- _WORK REQUEST_
Could you print, exactly and without pictures, only the lines from the one with "Output a JSON" through the end of the records below?

═════ THE DATA ═════

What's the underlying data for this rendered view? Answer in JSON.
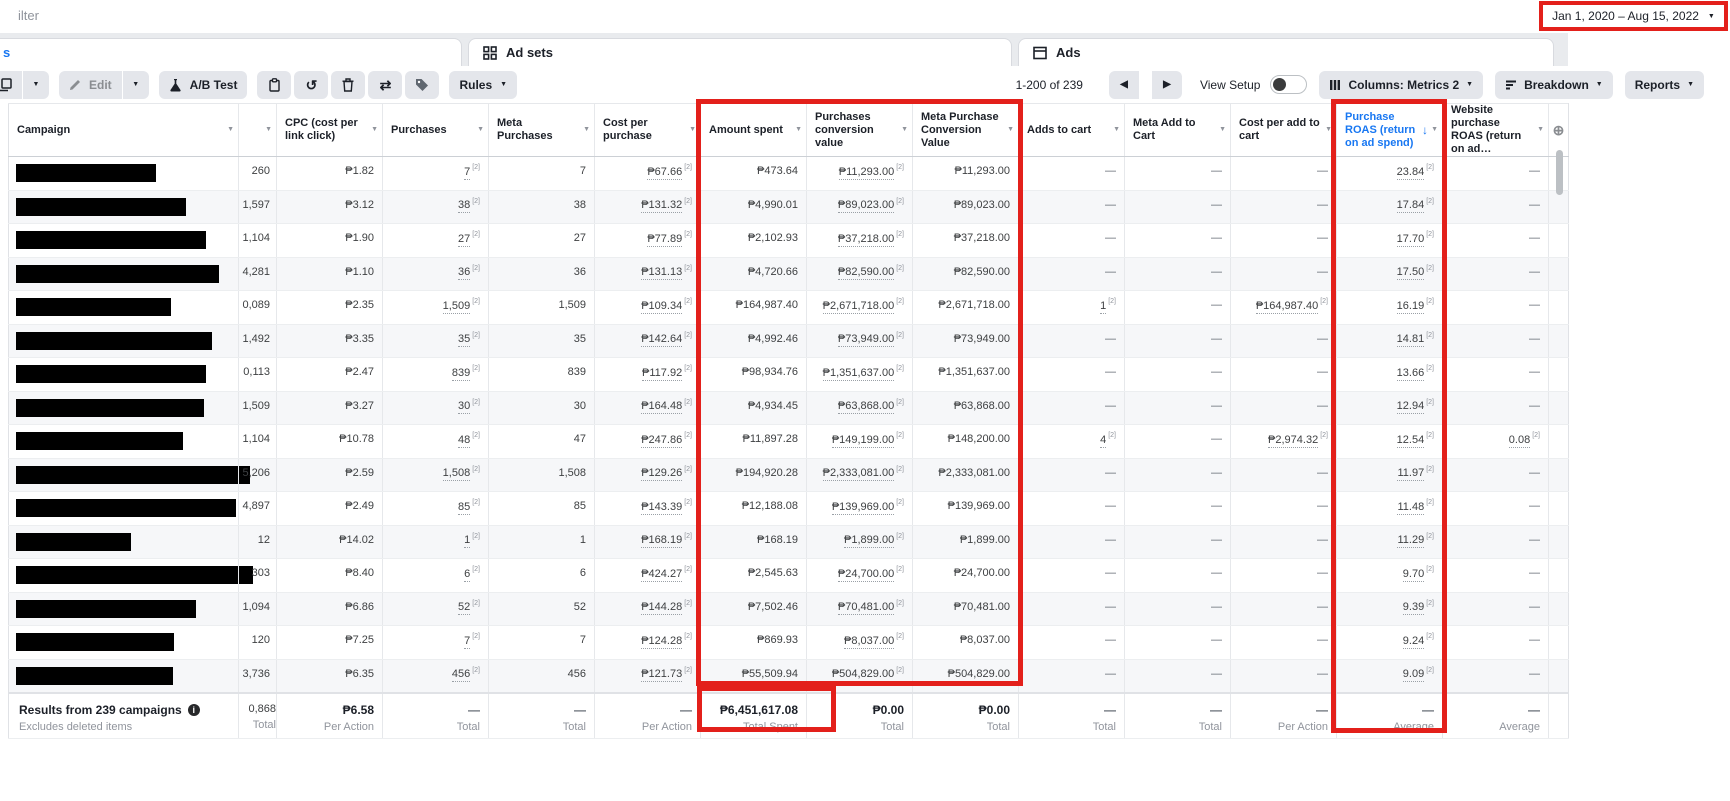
{
  "colors": {
    "highlight_red": "#e3201b",
    "accent_blue": "#1877f2",
    "bar_black": "#000000"
  },
  "icons": {
    "caret_down": "▼",
    "sort_down": "↓",
    "undo": "↺",
    "swap": "⇄",
    "prev": "◀",
    "next": "▶",
    "plus_circle": "⊕",
    "info": "i"
  },
  "topbar": {
    "filter_text": "ilter",
    "date_range": "Jan 1, 2020 – Aug 15, 2022"
  },
  "tabs": {
    "campaigns_partial": "s",
    "ad_sets": "Ad sets",
    "ads": "Ads"
  },
  "toolbar": {
    "edit_label": "Edit",
    "ab_test_label": "A/B Test",
    "rules_label": "Rules",
    "pagination": "1-200 of 239",
    "view_setup_label": "View Setup",
    "columns_label": "Columns: Metrics 2",
    "breakdown_label": "Breakdown",
    "reports_label": "Reports"
  },
  "table": {
    "footnote_marker": "[2]",
    "columns": [
      {
        "key": "campaign",
        "label": "Campaign",
        "link": false
      },
      {
        "key": "col2",
        "label": "",
        "link": false
      },
      {
        "key": "cpc",
        "label": "CPC (cost per link click)",
        "link": false
      },
      {
        "key": "purchases",
        "label": "Purchases",
        "link": true
      },
      {
        "key": "meta_purchases",
        "label": "Meta Purchases",
        "link": false
      },
      {
        "key": "cpp",
        "label": "Cost per purchase",
        "link": true
      },
      {
        "key": "spent",
        "label": "Amount spent",
        "link": false
      },
      {
        "key": "conv",
        "label": "Purchases conversion value",
        "link": true
      },
      {
        "key": "meta_conv",
        "label": "Meta Purchase Conversion Value",
        "link": false
      },
      {
        "key": "atc",
        "label": "Adds to cart",
        "link": true
      },
      {
        "key": "meta_atc",
        "label": "Meta Add to Cart",
        "link": false
      },
      {
        "key": "cpatc",
        "label": "Cost per add to cart",
        "link": true
      },
      {
        "key": "roas",
        "label": "Purchase ROAS (return on ad spend)",
        "link": true,
        "sorted": true,
        "color": "#1877f2"
      },
      {
        "key": "web_roas",
        "label": "Website purchase ROAS (return on ad…",
        "link": true
      }
    ],
    "rows": [
      {
        "bar": 140,
        "col2": "260",
        "cpc": "₱1.82",
        "purchases": "7",
        "meta_purchases": "7",
        "cpp": "₱67.66",
        "spent": "₱473.64",
        "conv": "₱11,293.00",
        "meta_conv": "₱11,293.00",
        "atc": "—",
        "meta_atc": "—",
        "cpatc": "—",
        "roas": "23.84",
        "web_roas": "—"
      },
      {
        "bar": 170,
        "col2": "1,597",
        "cpc": "₱3.12",
        "purchases": "38",
        "meta_purchases": "38",
        "cpp": "₱131.32",
        "spent": "₱4,990.01",
        "conv": "₱89,023.00",
        "meta_conv": "₱89,023.00",
        "atc": "—",
        "meta_atc": "—",
        "cpatc": "—",
        "roas": "17.84",
        "web_roas": "—"
      },
      {
        "bar": 190,
        "col2": "1,104",
        "cpc": "₱1.90",
        "purchases": "27",
        "meta_purchases": "27",
        "cpp": "₱77.89",
        "spent": "₱2,102.93",
        "conv": "₱37,218.00",
        "meta_conv": "₱37,218.00",
        "atc": "—",
        "meta_atc": "—",
        "cpatc": "—",
        "roas": "17.70",
        "web_roas": "—"
      },
      {
        "bar": 203,
        "col2": "4,281",
        "cpc": "₱1.10",
        "purchases": "36",
        "meta_purchases": "36",
        "cpp": "₱131.13",
        "spent": "₱4,720.66",
        "conv": "₱82,590.00",
        "meta_conv": "₱82,590.00",
        "atc": "—",
        "meta_atc": "—",
        "cpatc": "—",
        "roas": "17.50",
        "web_roas": "—"
      },
      {
        "bar": 155,
        "col2": "0,089",
        "cpc": "₱2.35",
        "purchases": "1,509",
        "meta_purchases": "1,509",
        "cpp": "₱109.34",
        "spent": "₱164,987.40",
        "conv": "₱2,671,718.00",
        "meta_conv": "₱2,671,718.00",
        "atc": "1",
        "meta_atc": "—",
        "cpatc": "₱164,987.40",
        "roas": "16.19",
        "web_roas": "—"
      },
      {
        "bar": 196,
        "col2": "1,492",
        "cpc": "₱3.35",
        "purchases": "35",
        "meta_purchases": "35",
        "cpp": "₱142.64",
        "spent": "₱4,992.46",
        "conv": "₱73,949.00",
        "meta_conv": "₱73,949.00",
        "atc": "—",
        "meta_atc": "—",
        "cpatc": "—",
        "roas": "14.81",
        "web_roas": "—"
      },
      {
        "bar": 190,
        "col2": "0,113",
        "cpc": "₱2.47",
        "purchases": "839",
        "meta_purchases": "839",
        "cpp": "₱117.92",
        "spent": "₱98,934.76",
        "conv": "₱1,351,637.00",
        "meta_conv": "₱1,351,637.00",
        "atc": "—",
        "meta_atc": "—",
        "cpatc": "—",
        "roas": "13.66",
        "web_roas": "—"
      },
      {
        "bar": 188,
        "col2": "1,509",
        "cpc": "₱3.27",
        "purchases": "30",
        "meta_purchases": "30",
        "cpp": "₱164.48",
        "spent": "₱4,934.45",
        "conv": "₱63,868.00",
        "meta_conv": "₱63,868.00",
        "atc": "—",
        "meta_atc": "—",
        "cpatc": "—",
        "roas": "12.94",
        "web_roas": "—"
      },
      {
        "bar": 167,
        "col2": "1,104",
        "cpc": "₱10.78",
        "purchases": "48",
        "meta_purchases": "47",
        "cpp": "₱247.86",
        "spent": "₱11,897.28",
        "conv": "₱149,199.00",
        "meta_conv": "₱148,200.00",
        "atc": "4",
        "meta_atc": "—",
        "cpatc": "₱2,974.32",
        "roas": "12.54",
        "web_roas": "0.08"
      },
      {
        "bar": 234,
        "col2": "5,206",
        "cpc": "₱2.59",
        "purchases": "1,508",
        "meta_purchases": "1,508",
        "cpp": "₱129.26",
        "spent": "₱194,920.28",
        "conv": "₱2,333,081.00",
        "meta_conv": "₱2,333,081.00",
        "atc": "—",
        "meta_atc": "—",
        "cpatc": "—",
        "roas": "11.97",
        "web_roas": "—"
      },
      {
        "bar": 220,
        "col2": "4,897",
        "cpc": "₱2.49",
        "purchases": "85",
        "meta_purchases": "85",
        "cpp": "₱143.39",
        "spent": "₱12,188.08",
        "conv": "₱139,969.00",
        "meta_conv": "₱139,969.00",
        "atc": "—",
        "meta_atc": "—",
        "cpatc": "—",
        "roas": "11.48",
        "web_roas": "—"
      },
      {
        "bar": 115,
        "col2": "12",
        "cpc": "₱14.02",
        "purchases": "1",
        "meta_purchases": "1",
        "cpp": "₱168.19",
        "spent": "₱168.19",
        "conv": "₱1,899.00",
        "meta_conv": "₱1,899.00",
        "atc": "—",
        "meta_atc": "—",
        "cpatc": "—",
        "roas": "11.29",
        "web_roas": "—"
      },
      {
        "bar": 237,
        "col2": "303",
        "cpc": "₱8.40",
        "purchases": "6",
        "meta_purchases": "6",
        "cpp": "₱424.27",
        "spent": "₱2,545.63",
        "conv": "₱24,700.00",
        "meta_conv": "₱24,700.00",
        "atc": "—",
        "meta_atc": "—",
        "cpatc": "—",
        "roas": "9.70",
        "web_roas": "—"
      },
      {
        "bar": 180,
        "col2": "1,094",
        "cpc": "₱6.86",
        "purchases": "52",
        "meta_purchases": "52",
        "cpp": "₱144.28",
        "spent": "₱7,502.46",
        "conv": "₱70,481.00",
        "meta_conv": "₱70,481.00",
        "atc": "—",
        "meta_atc": "—",
        "cpatc": "—",
        "roas": "9.39",
        "web_roas": "—"
      },
      {
        "bar": 158,
        "col2": "120",
        "cpc": "₱7.25",
        "purchases": "7",
        "meta_purchases": "7",
        "cpp": "₱124.28",
        "spent": "₱869.93",
        "conv": "₱8,037.00",
        "meta_conv": "₱8,037.00",
        "atc": "—",
        "meta_atc": "—",
        "cpatc": "—",
        "roas": "9.24",
        "web_roas": "—"
      },
      {
        "bar": 157,
        "col2": "3,736",
        "cpc": "₱6.35",
        "purchases": "456",
        "meta_purchases": "456",
        "cpp": "₱121.73",
        "spent": "₱55,509.94",
        "conv": "₱504,829.00",
        "meta_conv": "₱504,829.00",
        "atc": "—",
        "meta_atc": "—",
        "cpatc": "—",
        "roas": "9.09",
        "web_roas": "—"
      }
    ],
    "totals": {
      "label": "Results from 239 campaigns",
      "sublabel": "Excludes deleted items",
      "cells": {
        "col2": {
          "v": "0,868",
          "sub": "Total"
        },
        "cpc": {
          "v": "₱6.58",
          "sub": "Per Action"
        },
        "purchases": {
          "v": "—",
          "sub": "Total"
        },
        "meta_purchases": {
          "v": "—",
          "sub": "Total"
        },
        "cpp": {
          "v": "—",
          "sub": "Per Action"
        },
        "spent": {
          "v": "₱6,451,617.08",
          "sub": "Total Spent"
        },
        "conv": {
          "v": "₱0.00",
          "sub": "Total"
        },
        "meta_conv": {
          "v": "₱0.00",
          "sub": "Total"
        },
        "atc": {
          "v": "—",
          "sub": "Total"
        },
        "meta_atc": {
          "v": "—",
          "sub": "Total"
        },
        "cpatc": {
          "v": "—",
          "sub": "Per Action"
        },
        "roas": {
          "v": "—",
          "sub": "Average"
        },
        "web_roas": {
          "v": "—",
          "sub": "Average"
        }
      }
    }
  }
}
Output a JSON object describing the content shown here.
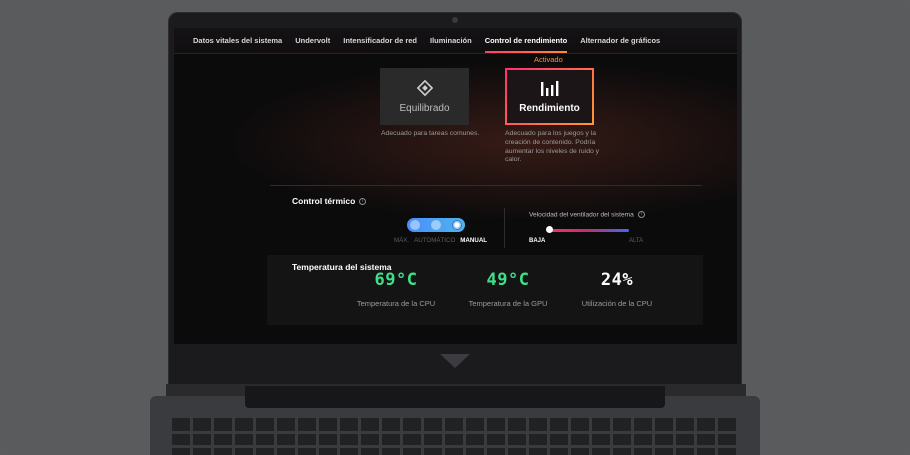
{
  "tabs": [
    {
      "label": "Datos vitales del sistema",
      "active": false
    },
    {
      "label": "Undervolt",
      "active": false
    },
    {
      "label": "Intensificador de red",
      "active": false
    },
    {
      "label": "Iluminación",
      "active": false
    },
    {
      "label": "Control de rendimiento",
      "active": true
    },
    {
      "label": "Alternador de gráficos",
      "active": false
    }
  ],
  "performance_modes": {
    "active_badge": "Activado",
    "balanced": {
      "label": "Equilibrado",
      "icon": "diamond-icon",
      "description": "Adecuado para tareas comunes."
    },
    "performance": {
      "label": "Rendimiento",
      "icon": "bar-chart-icon",
      "description": "Adecuado para los juegos y la creación de contenido. Podría aumentar los niveles de ruido y calor.",
      "selected": true
    }
  },
  "thermal_control": {
    "title": "Control térmico",
    "options": [
      "MÁX.",
      "AUTOMÁTICO",
      "MANUAL"
    ],
    "selected": "MANUAL",
    "fan_speed": {
      "title": "Velocidad del ventilador del sistema",
      "low_label": "BAJA",
      "high_label": "ALTA",
      "level": 0
    }
  },
  "system_temperature": {
    "title": "Temperatura del sistema",
    "metrics": [
      {
        "value": "69°C",
        "label": "Temperatura de la CPU",
        "color": "#3ee08a"
      },
      {
        "value": "49°C",
        "label": "Temperatura de la GPU",
        "color": "#3ee08a"
      },
      {
        "value": "24%",
        "label": "Utilización de la CPU",
        "color": "#ffffff"
      }
    ]
  },
  "colors": {
    "accent_gradient_start": "#ff2f74",
    "accent_gradient_end": "#ff9a2f",
    "slider_blue": "#4a8cff"
  }
}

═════

- _ANSWER FOR THE TASK_
Output a JSON object describing the content shown here.
{
  "tabs": [
    {
      "label": "Datos vitales del sistema",
      "active": false
    },
    {
      "label": "Undervolt",
      "active": false
    },
    {
      "label": "Intensificador de red",
      "active": false
    },
    {
      "label": "Iluminación",
      "active": false
    },
    {
      "label": "Control de rendimiento",
      "active": true
    },
    {
      "label": "Alternador de gráficos",
      "active": false
    }
  ],
  "performance_modes": {
    "active_badge": "Activado",
    "balanced": {
      "label": "Equilibrado",
      "icon": "diamond-icon",
      "description": "Adecuado para tareas comunes."
    },
    "performance": {
      "label": "Rendimiento",
      "icon": "bar-chart-icon",
      "description": "Adecuado para los juegos y la creación de contenido. Podría aumentar los niveles de ruido y calor.",
      "selected": true
    }
  },
  "thermal_control": {
    "title": "Control térmico",
    "options": [
      "MÁX.",
      "AUTOMÁTICO",
      "MANUAL"
    ],
    "selected": "MANUAL",
    "fan_speed": {
      "title": "Velocidad del ventilador del sistema",
      "low_label": "BAJA",
      "high_label": "ALTA",
      "level": 0
    }
  },
  "system_temperature": {
    "title": "Temperatura del sistema",
    "metrics": [
      {
        "value": "69°C",
        "label": "Temperatura de la CPU",
        "color": "#3ee08a"
      },
      {
        "value": "49°C",
        "label": "Temperatura de la GPU",
        "color": "#3ee08a"
      },
      {
        "value": "24%",
        "label": "Utilización de la CPU",
        "color": "#ffffff"
      }
    ]
  },
  "colors": {
    "accent_gradient_start": "#ff2f74",
    "accent_gradient_end": "#ff9a2f",
    "slider_blue": "#4a8cff"
  }
}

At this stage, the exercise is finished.